→ Task details
Lines from the listing below that contain the string "Closed" are to be reported.

[Input data Boundary: Start]

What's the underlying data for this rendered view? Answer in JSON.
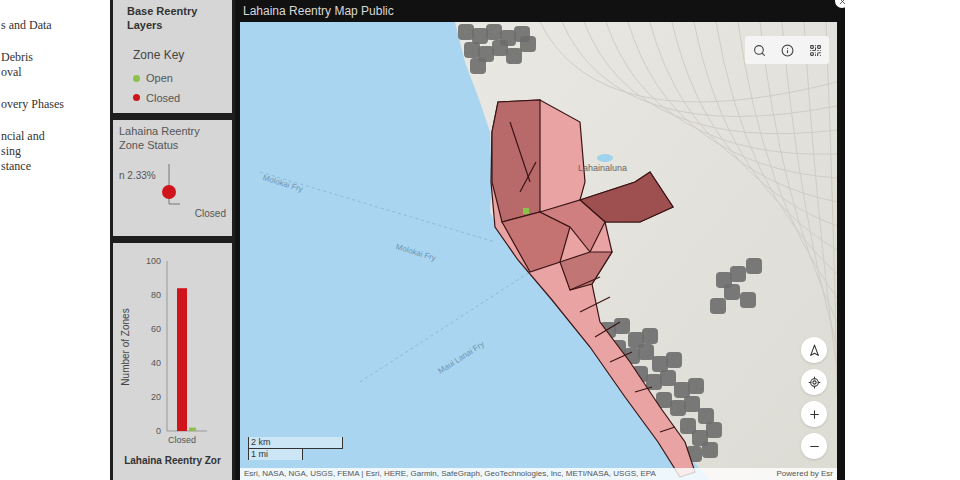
{
  "sidebar": {
    "groups": [
      {
        "lines": [
          "s and Data"
        ]
      },
      {
        "lines": [
          "Debris",
          "oval"
        ]
      },
      {
        "lines": [
          "overy Phases"
        ]
      },
      {
        "lines": [
          "ncial and",
          "sing",
          "stance"
        ]
      }
    ]
  },
  "layers_card": {
    "title": "Base Reentry Layers",
    "key_title": "Zone Key",
    "legend": [
      {
        "label": "Open",
        "color": "#8bc34a"
      },
      {
        "label": "Closed",
        "color": "#d0141c"
      }
    ]
  },
  "status_card": {
    "title": "Lahaina Reentry Zone Status",
    "reading": "n 2.33%",
    "label": "Closed"
  },
  "chart_card": {
    "axis_title": "Number of Zones",
    "ticks": [
      "100",
      "80",
      "60",
      "40",
      "20",
      "0"
    ],
    "series": [
      {
        "name": "Closed",
        "values": [
          84
        ],
        "color": "#d0141c"
      },
      {
        "name": "Open",
        "values": [
          2
        ],
        "color": "#8bc34a"
      }
    ],
    "x_labels": [
      "Closed"
    ],
    "title": "Lahaina Reentry Zor"
  },
  "map": {
    "title": "Lahaina Reentry Map Public",
    "place_labels": [
      "Lahainaluna"
    ],
    "ferry_labels": [
      "Molokai Fry",
      "Molokai Fry",
      "Maui Lanai Fry"
    ],
    "scale": [
      "2 km",
      "1 mi"
    ],
    "attribution": "Esri, NASA, NGA, USGS, FEMA | Esri, HERE, Garmin, SafeGraph, GeoTechnologies, Inc, METI/NASA, USGS, EPA",
    "powered_by": "Powered by Esr"
  }
}
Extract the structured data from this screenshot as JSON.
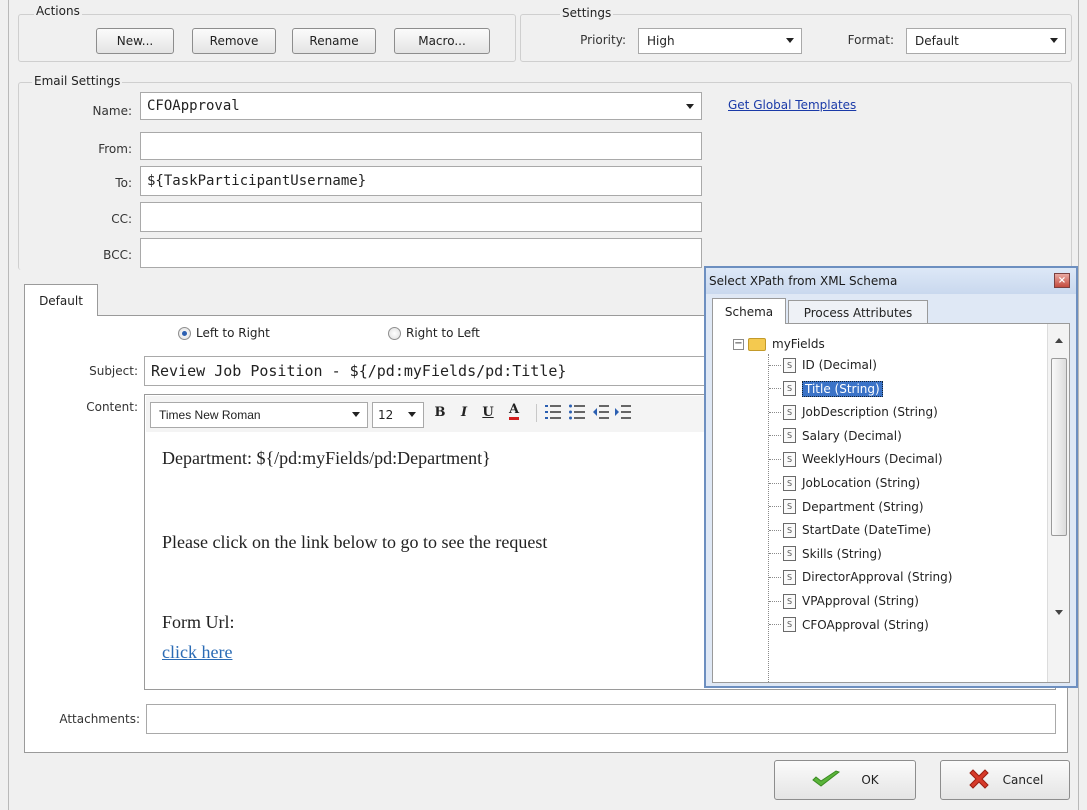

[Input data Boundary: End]

→ Solution for this problem
        "label": "Closed",
    "label": "Closed"
        "name": "Closed",
      "Closed"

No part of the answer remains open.